Have you come across the definition that wikipedia.com gives for “Faith in Christianity”? Here it is:
“In the understanding of Jesus it [faith] was an act of trust and of self-abandonment by which people no longer rely on their own strength and policies but commit themselves to the power and guiding word of him in whom they believe.” (http://en.wikipedia.org/wiki/Faith_in_Christianity, accessed 11/27/13).
Isn’t that wonderful? From a secular dictionary, no less.
Don’t you love those words?
- act of trust
- act of self-abandonment
- no reliance upon own strength
- no reliance upon own policies
- commitment to power of whom we believe
- commitment to guiding word of whom we believe
The word I’m most fascinated by is “policies.” As Larry and I are currently writing our next book, we use a different phrase for “policies:” strategies (godly and ungodly).
The Free Online Dictionary defines “policy” as “a course or principle of action adopted or proposed by a government, party, business, or individual.”
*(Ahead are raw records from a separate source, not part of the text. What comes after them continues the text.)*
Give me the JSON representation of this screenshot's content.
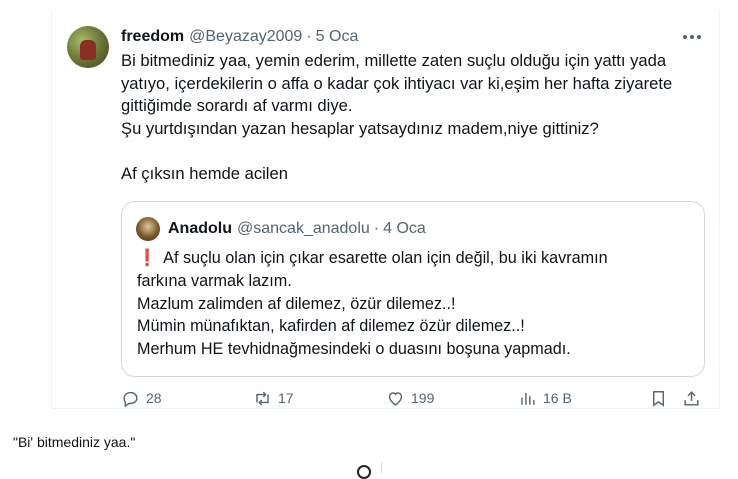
{
  "tweet": {
    "author": {
      "display_name": "freedom",
      "handle": "@Beyazay2009",
      "date": "5 Oca"
    },
    "separator": "·",
    "more_icon": "more-horizontal-icon",
    "text_lines": [
      "Bi bitmediniz yaa, yemin ederim, millette zaten suçlu olduğu için yattı yada",
      "yatıyo, içerdekilerin o affa o kadar çok ihtiyacı var ki,eşim her hafta ziyarete",
      "gittiğimde sorardı af varmı diye.",
      "Şu yurtdışından yazan hesaplar yatsaydınız madem,niye gittiniz?",
      "",
      "Af çıksın hemde acilen"
    ],
    "quoted": {
      "display_name": "Anadolu",
      "handle": "@sancak_anadolu",
      "date": "4 Oca",
      "exclamation": "❗",
      "text_lines": [
        "Af suçlu olan için çıkar esarette olan için değil, bu iki kavramın",
        "farkına varmak lazım.",
        "Mazlum zalimden af dilemez, özür dilemez..!",
        "Mümin münafıktan, kafirden af dilemez özür dilemez..!",
        "Merhum HE tevhidnağmesindeki o duasını boşuna yapmadı."
      ]
    },
    "actions": {
      "replies": "28",
      "retweets": "17",
      "likes": "199",
      "views": "16 B"
    }
  },
  "caption": "\"Bi' bitmediniz yaa.\"",
  "colors": {
    "text": "#0f1419",
    "secondary": "#536471",
    "border": "#cfd9de",
    "exclamation": "#e0245e"
  }
}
I love definitions because they help us really examine the words we throw around so easily. That policy/strategy/course of action is adopted: it’s chosen. Everything we do is a choice. It’s not because:
- I had no choice.
- Of course, I should react like that.
- There isn’t anything else I could do.
- He/she made me act like that.
If we are trusting in Jesus and responding out of self-abandonment, with no reliance upon our own strength or policies, because of a commitment to Jesus’ power and guidance, we always have a choice. Because we have the Holy Spirit’s power to act in ways pleasing to our loving God.
Of course, since it’s Thanksgiving time, I’ve heard a lot of talk about being grateful. I didn’t really stop to realize I wasn’t “adopting a policy” of gratitude myself! I was just floating along without much thought.
But now I’m consciously thanking God for so many things, even challenges. And I thank God a lot for you! May the Lord bless you abundantly with blessings on this special day.